◆ The data ◆
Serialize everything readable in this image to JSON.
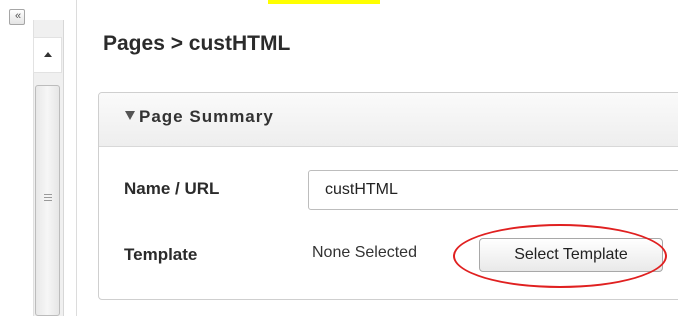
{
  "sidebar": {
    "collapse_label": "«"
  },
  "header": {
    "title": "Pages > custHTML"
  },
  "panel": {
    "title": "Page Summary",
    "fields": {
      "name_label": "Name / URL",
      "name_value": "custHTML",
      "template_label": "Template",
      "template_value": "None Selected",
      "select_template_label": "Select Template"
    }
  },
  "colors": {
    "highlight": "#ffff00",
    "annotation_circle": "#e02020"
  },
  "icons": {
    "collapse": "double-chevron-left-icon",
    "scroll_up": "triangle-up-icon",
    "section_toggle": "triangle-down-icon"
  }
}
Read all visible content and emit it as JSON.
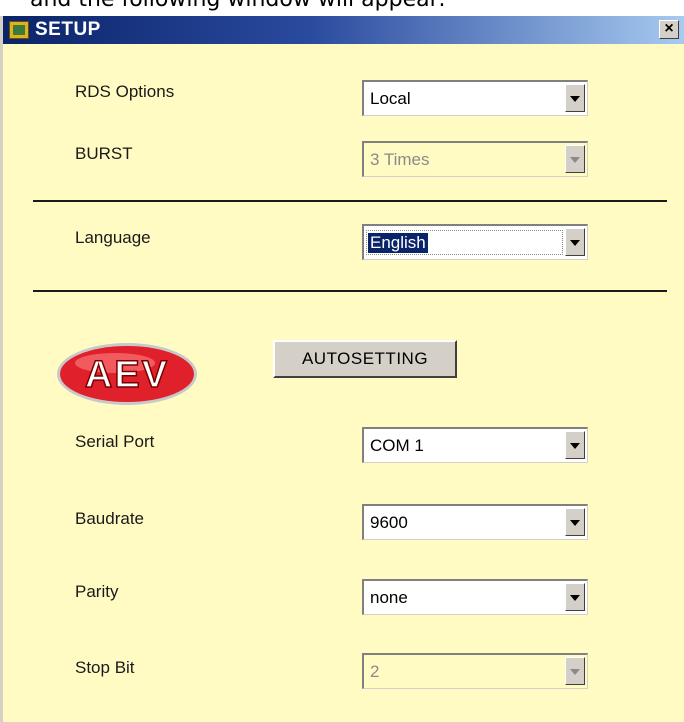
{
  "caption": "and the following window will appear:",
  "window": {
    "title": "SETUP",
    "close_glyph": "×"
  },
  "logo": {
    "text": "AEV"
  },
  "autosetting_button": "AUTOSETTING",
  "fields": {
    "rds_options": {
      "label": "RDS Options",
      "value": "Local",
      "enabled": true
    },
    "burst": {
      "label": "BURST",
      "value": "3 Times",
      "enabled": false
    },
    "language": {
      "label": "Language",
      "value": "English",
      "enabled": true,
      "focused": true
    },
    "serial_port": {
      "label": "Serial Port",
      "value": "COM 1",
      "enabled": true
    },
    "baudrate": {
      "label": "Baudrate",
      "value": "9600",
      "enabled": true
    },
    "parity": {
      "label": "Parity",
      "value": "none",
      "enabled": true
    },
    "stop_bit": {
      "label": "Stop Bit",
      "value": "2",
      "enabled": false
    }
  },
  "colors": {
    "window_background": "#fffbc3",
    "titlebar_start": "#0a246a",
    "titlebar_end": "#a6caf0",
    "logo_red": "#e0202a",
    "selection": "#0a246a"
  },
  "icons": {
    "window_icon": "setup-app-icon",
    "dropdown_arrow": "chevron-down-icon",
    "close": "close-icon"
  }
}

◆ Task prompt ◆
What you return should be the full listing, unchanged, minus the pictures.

◆ Task response ◆
Serialize everything readable in this image to JSON.
{
  "sidebar": {
    "collapse_label": "«"
  },
  "header": {
    "title": "Pages > custHTML"
  },
  "panel": {
    "title": "Page Summary",
    "fields": {
      "name_label": "Name / URL",
      "name_value": "custHTML",
      "template_label": "Template",
      "template_value": "None Selected",
      "select_template_label": "Select Template"
    }
  },
  "colors": {
    "highlight": "#ffff00",
    "annotation_circle": "#e02020"
  },
  "icons": {
    "collapse": "double-chevron-left-icon",
    "scroll_up": "triangle-up-icon",
    "section_toggle": "triangle-down-icon"
  }
}
Read all visible content and emit it as JSON.
{
  "caption": "and the following window will appear:",
  "window": {
    "title": "SETUP",
    "close_glyph": "×"
  },
  "logo": {
    "text": "AEV"
  },
  "autosetting_button": "AUTOSETTING",
  "fields": {
    "rds_options": {
      "label": "RDS Options",
      "value": "Local",
      "enabled": true
    },
    "burst": {
      "label": "BURST",
      "value": "3 Times",
      "enabled": false
    },
    "language": {
      "label": "Language",
      "value": "English",
      "enabled": true,
      "focused": true
    },
    "serial_port": {
      "label": "Serial Port",
      "value": "COM 1",
      "enabled": true
    },
    "baudrate": {
      "label": "Baudrate",
      "value": "9600",
      "enabled": true
    },
    "parity": {
      "label": "Parity",
      "value": "none",
      "enabled": true
    },
    "stop_bit": {
      "label": "Stop Bit",
      "value": "2",
      "enabled": false
    }
  },
  "colors": {
    "window_background": "#fffbc3",
    "titlebar_start": "#0a246a",
    "titlebar_end": "#a6caf0",
    "logo_red": "#e0202a",
    "selection": "#0a246a"
  },
  "icons": {
    "window_icon": "setup-app-icon",
    "dropdown_arrow": "chevron-down-icon",
    "close": "close-icon"
  }
}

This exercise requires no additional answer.